The entries that follow contain images, which should be left out; output everything else exactly.

» **EXTRACTED RECORDS**:
- Opening Delimiter -
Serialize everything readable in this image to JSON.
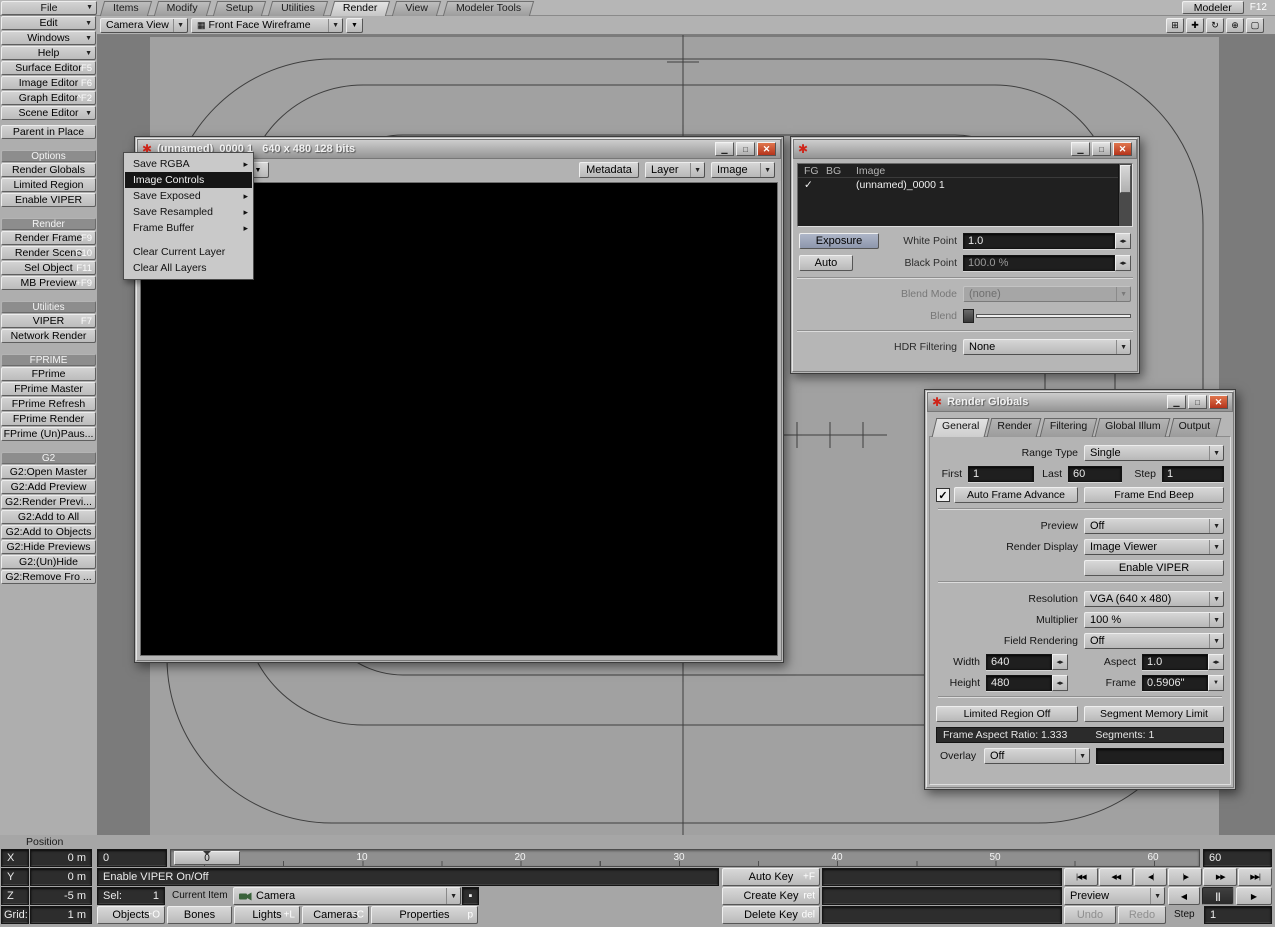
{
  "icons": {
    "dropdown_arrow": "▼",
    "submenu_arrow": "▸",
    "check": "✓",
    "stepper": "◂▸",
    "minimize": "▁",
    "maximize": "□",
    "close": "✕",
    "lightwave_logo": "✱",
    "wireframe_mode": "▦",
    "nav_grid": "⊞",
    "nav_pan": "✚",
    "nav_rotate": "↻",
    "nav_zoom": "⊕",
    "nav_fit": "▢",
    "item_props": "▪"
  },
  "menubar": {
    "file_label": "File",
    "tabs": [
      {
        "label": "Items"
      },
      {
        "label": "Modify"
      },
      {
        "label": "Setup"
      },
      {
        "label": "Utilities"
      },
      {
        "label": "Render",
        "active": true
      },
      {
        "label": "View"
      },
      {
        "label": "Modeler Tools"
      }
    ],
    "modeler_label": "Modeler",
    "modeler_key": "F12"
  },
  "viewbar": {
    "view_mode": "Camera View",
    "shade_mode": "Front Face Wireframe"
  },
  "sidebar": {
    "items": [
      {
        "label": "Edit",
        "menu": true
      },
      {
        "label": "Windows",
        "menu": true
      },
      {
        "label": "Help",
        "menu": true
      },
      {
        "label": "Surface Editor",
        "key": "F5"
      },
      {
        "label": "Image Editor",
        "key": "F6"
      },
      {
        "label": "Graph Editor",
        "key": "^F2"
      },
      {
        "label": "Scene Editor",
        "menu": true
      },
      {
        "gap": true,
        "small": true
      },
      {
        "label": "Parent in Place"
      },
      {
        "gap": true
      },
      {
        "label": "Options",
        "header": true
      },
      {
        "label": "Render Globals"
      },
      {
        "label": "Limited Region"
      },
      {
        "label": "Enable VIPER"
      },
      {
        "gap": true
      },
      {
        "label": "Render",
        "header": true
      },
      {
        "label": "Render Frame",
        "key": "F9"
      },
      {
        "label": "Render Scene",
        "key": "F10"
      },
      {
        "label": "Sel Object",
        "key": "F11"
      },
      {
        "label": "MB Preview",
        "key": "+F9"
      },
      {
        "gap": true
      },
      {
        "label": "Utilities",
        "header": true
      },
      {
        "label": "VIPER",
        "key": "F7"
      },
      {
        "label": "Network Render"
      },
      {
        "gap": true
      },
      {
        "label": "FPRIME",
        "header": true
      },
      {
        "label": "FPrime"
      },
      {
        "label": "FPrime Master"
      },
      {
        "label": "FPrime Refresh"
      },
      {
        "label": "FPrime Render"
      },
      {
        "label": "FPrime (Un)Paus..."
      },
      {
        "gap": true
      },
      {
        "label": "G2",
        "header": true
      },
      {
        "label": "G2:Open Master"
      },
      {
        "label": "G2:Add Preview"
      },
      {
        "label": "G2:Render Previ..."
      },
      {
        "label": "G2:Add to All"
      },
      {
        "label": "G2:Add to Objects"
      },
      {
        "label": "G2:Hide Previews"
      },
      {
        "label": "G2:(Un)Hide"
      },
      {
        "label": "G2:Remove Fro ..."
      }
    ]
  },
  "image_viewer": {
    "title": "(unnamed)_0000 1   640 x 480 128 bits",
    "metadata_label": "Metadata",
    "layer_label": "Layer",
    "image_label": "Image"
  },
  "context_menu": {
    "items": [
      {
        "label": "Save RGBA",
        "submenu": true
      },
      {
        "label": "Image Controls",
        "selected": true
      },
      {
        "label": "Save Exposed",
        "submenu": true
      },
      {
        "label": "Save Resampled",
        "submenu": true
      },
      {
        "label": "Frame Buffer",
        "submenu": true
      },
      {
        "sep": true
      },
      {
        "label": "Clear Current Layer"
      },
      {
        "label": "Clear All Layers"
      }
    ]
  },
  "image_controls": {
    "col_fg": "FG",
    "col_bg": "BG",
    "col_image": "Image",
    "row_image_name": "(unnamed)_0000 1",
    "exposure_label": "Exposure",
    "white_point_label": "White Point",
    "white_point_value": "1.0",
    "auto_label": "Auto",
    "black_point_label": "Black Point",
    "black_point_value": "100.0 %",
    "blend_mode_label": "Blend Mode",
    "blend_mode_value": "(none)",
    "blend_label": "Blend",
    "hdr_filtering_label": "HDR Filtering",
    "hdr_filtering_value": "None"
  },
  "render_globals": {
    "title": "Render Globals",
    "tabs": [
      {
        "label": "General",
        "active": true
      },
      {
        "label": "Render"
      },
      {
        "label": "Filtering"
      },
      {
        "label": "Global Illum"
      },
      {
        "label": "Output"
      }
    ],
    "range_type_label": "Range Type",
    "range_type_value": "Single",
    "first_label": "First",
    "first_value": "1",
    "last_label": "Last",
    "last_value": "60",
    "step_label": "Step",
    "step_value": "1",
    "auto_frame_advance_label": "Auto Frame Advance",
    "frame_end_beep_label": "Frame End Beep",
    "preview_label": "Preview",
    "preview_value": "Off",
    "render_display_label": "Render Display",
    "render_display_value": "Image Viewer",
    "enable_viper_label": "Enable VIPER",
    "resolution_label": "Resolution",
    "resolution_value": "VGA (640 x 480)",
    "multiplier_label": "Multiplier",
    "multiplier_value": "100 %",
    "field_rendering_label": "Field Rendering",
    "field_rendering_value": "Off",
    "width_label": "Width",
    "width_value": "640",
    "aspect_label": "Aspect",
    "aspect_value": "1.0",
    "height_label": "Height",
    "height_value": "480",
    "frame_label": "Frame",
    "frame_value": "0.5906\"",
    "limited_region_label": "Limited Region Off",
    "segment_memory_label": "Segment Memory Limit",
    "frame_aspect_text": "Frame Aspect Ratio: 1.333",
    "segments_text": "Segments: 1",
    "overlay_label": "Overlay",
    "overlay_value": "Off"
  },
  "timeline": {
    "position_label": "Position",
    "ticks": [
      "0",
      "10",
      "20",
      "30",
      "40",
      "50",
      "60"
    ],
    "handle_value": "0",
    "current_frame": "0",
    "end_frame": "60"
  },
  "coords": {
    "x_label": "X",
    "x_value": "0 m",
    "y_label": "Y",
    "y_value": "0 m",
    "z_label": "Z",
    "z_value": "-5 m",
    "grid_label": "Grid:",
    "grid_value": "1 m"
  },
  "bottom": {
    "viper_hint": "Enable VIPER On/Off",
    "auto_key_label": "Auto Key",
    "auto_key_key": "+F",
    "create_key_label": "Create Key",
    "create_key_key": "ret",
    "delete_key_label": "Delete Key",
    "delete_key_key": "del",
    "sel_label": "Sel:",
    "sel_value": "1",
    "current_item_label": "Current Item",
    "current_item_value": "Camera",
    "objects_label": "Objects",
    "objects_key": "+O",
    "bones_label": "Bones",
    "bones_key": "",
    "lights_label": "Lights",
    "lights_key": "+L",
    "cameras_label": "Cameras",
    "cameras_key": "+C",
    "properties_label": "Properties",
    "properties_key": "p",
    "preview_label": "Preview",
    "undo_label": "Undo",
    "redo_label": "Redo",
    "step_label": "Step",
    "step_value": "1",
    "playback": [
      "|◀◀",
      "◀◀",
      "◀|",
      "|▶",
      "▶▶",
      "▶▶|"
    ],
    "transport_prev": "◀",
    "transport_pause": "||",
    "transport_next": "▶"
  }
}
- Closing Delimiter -
» **OUTPUT FOR THIS TASK**:
Serialize everything readable in this image to JSON.
{
  "icons": {
    "dropdown_arrow": "▼",
    "submenu_arrow": "▸",
    "check": "✓",
    "stepper": "◂▸",
    "minimize": "▁",
    "maximize": "□",
    "close": "✕",
    "lightwave_logo": "✱",
    "wireframe_mode": "▦",
    "nav_grid": "⊞",
    "nav_pan": "✚",
    "nav_rotate": "↻",
    "nav_zoom": "⊕",
    "nav_fit": "▢",
    "item_props": "▪"
  },
  "menubar": {
    "file_label": "File",
    "tabs": [
      {
        "label": "Items"
      },
      {
        "label": "Modify"
      },
      {
        "label": "Setup"
      },
      {
        "label": "Utilities"
      },
      {
        "label": "Render",
        "active": true
      },
      {
        "label": "View"
      },
      {
        "label": "Modeler Tools"
      }
    ],
    "modeler_label": "Modeler",
    "modeler_key": "F12"
  },
  "viewbar": {
    "view_mode": "Camera View",
    "shade_mode": "Front Face Wireframe"
  },
  "sidebar": {
    "items": [
      {
        "label": "Edit",
        "menu": true
      },
      {
        "label": "Windows",
        "menu": true
      },
      {
        "label": "Help",
        "menu": true
      },
      {
        "label": "Surface Editor",
        "key": "F5"
      },
      {
        "label": "Image Editor",
        "key": "F6"
      },
      {
        "label": "Graph Editor",
        "key": "^F2"
      },
      {
        "label": "Scene Editor",
        "menu": true
      },
      {
        "gap": true,
        "small": true
      },
      {
        "label": "Parent in Place"
      },
      {
        "gap": true
      },
      {
        "label": "Options",
        "header": true
      },
      {
        "label": "Render Globals"
      },
      {
        "label": "Limited Region"
      },
      {
        "label": "Enable VIPER"
      },
      {
        "gap": true
      },
      {
        "label": "Render",
        "header": true
      },
      {
        "label": "Render Frame",
        "key": "F9"
      },
      {
        "label": "Render Scene",
        "key": "F10"
      },
      {
        "label": "Sel Object",
        "key": "F11"
      },
      {
        "label": "MB Preview",
        "key": "+F9"
      },
      {
        "gap": true
      },
      {
        "label": "Utilities",
        "header": true
      },
      {
        "label": "VIPER",
        "key": "F7"
      },
      {
        "label": "Network Render"
      },
      {
        "gap": true
      },
      {
        "label": "FPRIME",
        "header": true
      },
      {
        "label": "FPrime"
      },
      {
        "label": "FPrime Master"
      },
      {
        "label": "FPrime Refresh"
      },
      {
        "label": "FPrime Render"
      },
      {
        "label": "FPrime (Un)Paus..."
      },
      {
        "gap": true
      },
      {
        "label": "G2",
        "header": true
      },
      {
        "label": "G2:Open Master"
      },
      {
        "label": "G2:Add Preview"
      },
      {
        "label": "G2:Render Previ..."
      },
      {
        "label": "G2:Add to All"
      },
      {
        "label": "G2:Add to Objects"
      },
      {
        "label": "G2:Hide Previews"
      },
      {
        "label": "G2:(Un)Hide"
      },
      {
        "label": "G2:Remove Fro ..."
      }
    ]
  },
  "image_viewer": {
    "title": "(unnamed)_0000 1   640 x 480 128 bits",
    "metadata_label": "Metadata",
    "layer_label": "Layer",
    "image_label": "Image"
  },
  "context_menu": {
    "items": [
      {
        "label": "Save RGBA",
        "submenu": true
      },
      {
        "label": "Image Controls",
        "selected": true
      },
      {
        "label": "Save Exposed",
        "submenu": true
      },
      {
        "label": "Save Resampled",
        "submenu": true
      },
      {
        "label": "Frame Buffer",
        "submenu": true
      },
      {
        "sep": true
      },
      {
        "label": "Clear Current Layer"
      },
      {
        "label": "Clear All Layers"
      }
    ]
  },
  "image_controls": {
    "col_fg": "FG",
    "col_bg": "BG",
    "col_image": "Image",
    "row_image_name": "(unnamed)_0000 1",
    "exposure_label": "Exposure",
    "white_point_label": "White Point",
    "white_point_value": "1.0",
    "auto_label": "Auto",
    "black_point_label": "Black Point",
    "black_point_value": "100.0 %",
    "blend_mode_label": "Blend Mode",
    "blend_mode_value": "(none)",
    "blend_label": "Blend",
    "hdr_filtering_label": "HDR Filtering",
    "hdr_filtering_value": "None"
  },
  "render_globals": {
    "title": "Render Globals",
    "tabs": [
      {
        "label": "General",
        "active": true
      },
      {
        "label": "Render"
      },
      {
        "label": "Filtering"
      },
      {
        "label": "Global Illum"
      },
      {
        "label": "Output"
      }
    ],
    "range_type_label": "Range Type",
    "range_type_value": "Single",
    "first_label": "First",
    "first_value": "1",
    "last_label": "Last",
    "last_value": "60",
    "step_label": "Step",
    "step_value": "1",
    "auto_frame_advance_label": "Auto Frame Advance",
    "frame_end_beep_label": "Frame End Beep",
    "preview_label": "Preview",
    "preview_value": "Off",
    "render_display_label": "Render Display",
    "render_display_value": "Image Viewer",
    "enable_viper_label": "Enable VIPER",
    "resolution_label": "Resolution",
    "resolution_value": "VGA (640 x 480)",
    "multiplier_label": "Multiplier",
    "multiplier_value": "100 %",
    "field_rendering_label": "Field Rendering",
    "field_rendering_value": "Off",
    "width_label": "Width",
    "width_value": "640",
    "aspect_label": "Aspect",
    "aspect_value": "1.0",
    "height_label": "Height",
    "height_value": "480",
    "frame_label": "Frame",
    "frame_value": "0.5906\"",
    "limited_region_label": "Limited Region Off",
    "segment_memory_label": "Segment Memory Limit",
    "frame_aspect_text": "Frame Aspect Ratio: 1.333",
    "segments_text": "Segments: 1",
    "overlay_label": "Overlay",
    "overlay_value": "Off"
  },
  "timeline": {
    "position_label": "Position",
    "ticks": [
      "0",
      "10",
      "20",
      "30",
      "40",
      "50",
      "60"
    ],
    "handle_value": "0",
    "current_frame": "0",
    "end_frame": "60"
  },
  "coords": {
    "x_label": "X",
    "x_value": "0 m",
    "y_label": "Y",
    "y_value": "0 m",
    "z_label": "Z",
    "z_value": "-5 m",
    "grid_label": "Grid:",
    "grid_value": "1 m"
  },
  "bottom": {
    "viper_hint": "Enable VIPER On/Off",
    "auto_key_label": "Auto Key",
    "auto_key_key": "+F",
    "create_key_label": "Create Key",
    "create_key_key": "ret",
    "delete_key_label": "Delete Key",
    "delete_key_key": "del",
    "sel_label": "Sel:",
    "sel_value": "1",
    "current_item_label": "Current Item",
    "current_item_value": "Camera",
    "objects_label": "Objects",
    "objects_key": "+O",
    "bones_label": "Bones",
    "bones_key": "",
    "lights_label": "Lights",
    "lights_key": "+L",
    "cameras_label": "Cameras",
    "cameras_key": "+C",
    "properties_label": "Properties",
    "properties_key": "p",
    "preview_label": "Preview",
    "undo_label": "Undo",
    "redo_label": "Redo",
    "step_label": "Step",
    "step_value": "1",
    "playback": [
      "|◀◀",
      "◀◀",
      "◀|",
      "|▶",
      "▶▶",
      "▶▶|"
    ],
    "transport_prev": "◀",
    "transport_pause": "||",
    "transport_next": "▶"
  }
}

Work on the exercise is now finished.